For UK-based mathematicians with caring duties the LMS has a Caring Supplementary Grant scheme which allows participants of meetings like ours to apply for help covering caring costs.
The next FCG meeting will be in December 2019 in Central London. The topic will be Mackey functors for profinite groups. For more information please contact the local organiser Brita Nucinkis (Brita.Nucinkis@rhul.ac.uk).
Dan Segal (University of Oxford), Words and profinite groups
In the last 20 years there has been an upsurge of interest in the study of word values in groups. This is largely due their usefulness in the context of profinite groups: because the set of values of a word in such a group is compact, one can use algebraic information about word mappings to get a handle on the topology of the group.
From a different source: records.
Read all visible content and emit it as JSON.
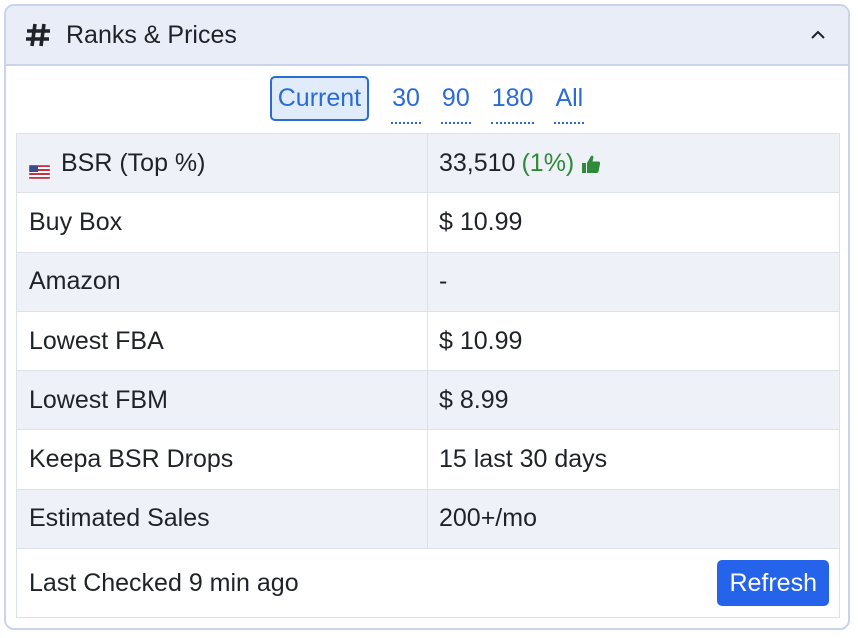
{
  "panel": {
    "title": "Ranks & Prices",
    "header_icon": "hash-icon",
    "collapse_icon": "chevron-up-icon"
  },
  "tabs": [
    {
      "label": "Current",
      "active": true
    },
    {
      "label": "30",
      "active": false
    },
    {
      "label": "90",
      "active": false
    },
    {
      "label": "180",
      "active": false
    },
    {
      "label": "All",
      "active": false
    }
  ],
  "rows": [
    {
      "label": "BSR (Top %)",
      "value": "33,510",
      "extra": "(1%)",
      "flag_icon": "us-flag-icon",
      "badge_icon": "thumbs-up-icon"
    },
    {
      "label": "Buy Box",
      "value": "$ 10.99"
    },
    {
      "label": "Amazon",
      "value": "-"
    },
    {
      "label": "Lowest FBA",
      "value": "$ 10.99"
    },
    {
      "label": "Lowest FBM",
      "value": "$ 8.99"
    },
    {
      "label": "Keepa BSR Drops",
      "value": "15 last 30 days"
    },
    {
      "label": "Estimated Sales",
      "value": "200+/mo"
    }
  ],
  "footer": {
    "last_checked": "Last Checked 9 min ago",
    "refresh_label": "Refresh"
  },
  "colors": {
    "accent": "#2563eb",
    "link": "#2a6bd6",
    "positive": "#2f8a3a",
    "header_bg": "#e8edf7",
    "row_shade": "#eef1f8"
  }
}
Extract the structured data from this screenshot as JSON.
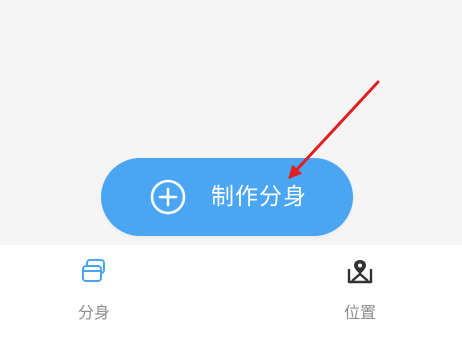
{
  "main": {
    "create_button": {
      "label": "制作分身",
      "icon": "plus-circle-icon",
      "color": "#4aa6f3"
    }
  },
  "bottom_nav": {
    "items": [
      {
        "label": "分身",
        "icon": "clone-cards-icon",
        "color": "#4aa6f3",
        "active": true
      },
      {
        "label": "位置",
        "icon": "location-map-icon",
        "color": "#333333",
        "active": false
      }
    ],
    "label_color": "#8e8e8e"
  },
  "annotation": {
    "icon": "red-arrow-icon",
    "color": "#e02020"
  }
}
I will sketch some of the recent history, including applications to "Serre's problem" on finite-index subgroups, and some new applications to the model theory of profinite groups.
Marialaura Noce (University of Salerno and University of the Basque Country), Engel conditions in groups of automorphisms of rooted trees
Groups of automorphisms of d-adic rooted trees (Aut Td for short) have been studied for years as an important source of groups with interesting properties. For example, many of their subgroups constitute a counterexample to the General Burnside Problem. The question whether every Engel group is locally nilpotent is the analogue of the General Burnside Problem in the realm of Engel groups.
In this talk we survey recent results about Engel conditions in some general families of groups of automorphisms of rooted trees.
This is joint work with G.A. Fernández-Alcober, A. Garreta, A. Tortora and G. Tracey.
Evgeny Khukhro (University of Lincoln), Words and pronilpotent subgroups in profinite groups
The results of this talk are joint work with Pavel Shumyatsky.
Theorem. Let w be a multilinear commutator word, that is, a commutator of weight n in n different group variables. It is proved that if G is a profinite group in which all pronilpotent subgroups generated by w-values are periodic, then the verbal subgroup w(G) is locally finite.
This result can be regarded as a generalization of the theorem on local finiteness of periodic profinite groups, which corresponds to the case of w = x1 being a group variable.That theorem was proved by Efim Zelmanov in 1992 for pro-p groups, while the reduction to pro-p groups was obtained by John Wilson in 1983 (using the classification of finite simple groups). Thus, our result is a generalization of Wilson’s theorem.
The proof relies on several reductions, some of which are performed for finite groups. One of the important notions is the non-p-soluble length λp(G) of a finite group G, which is the monimum number of non-p-soluble factors in a normal series each of whose factors either is p-soluble or is a direct product of non-abelian simple groups of order divisible by p.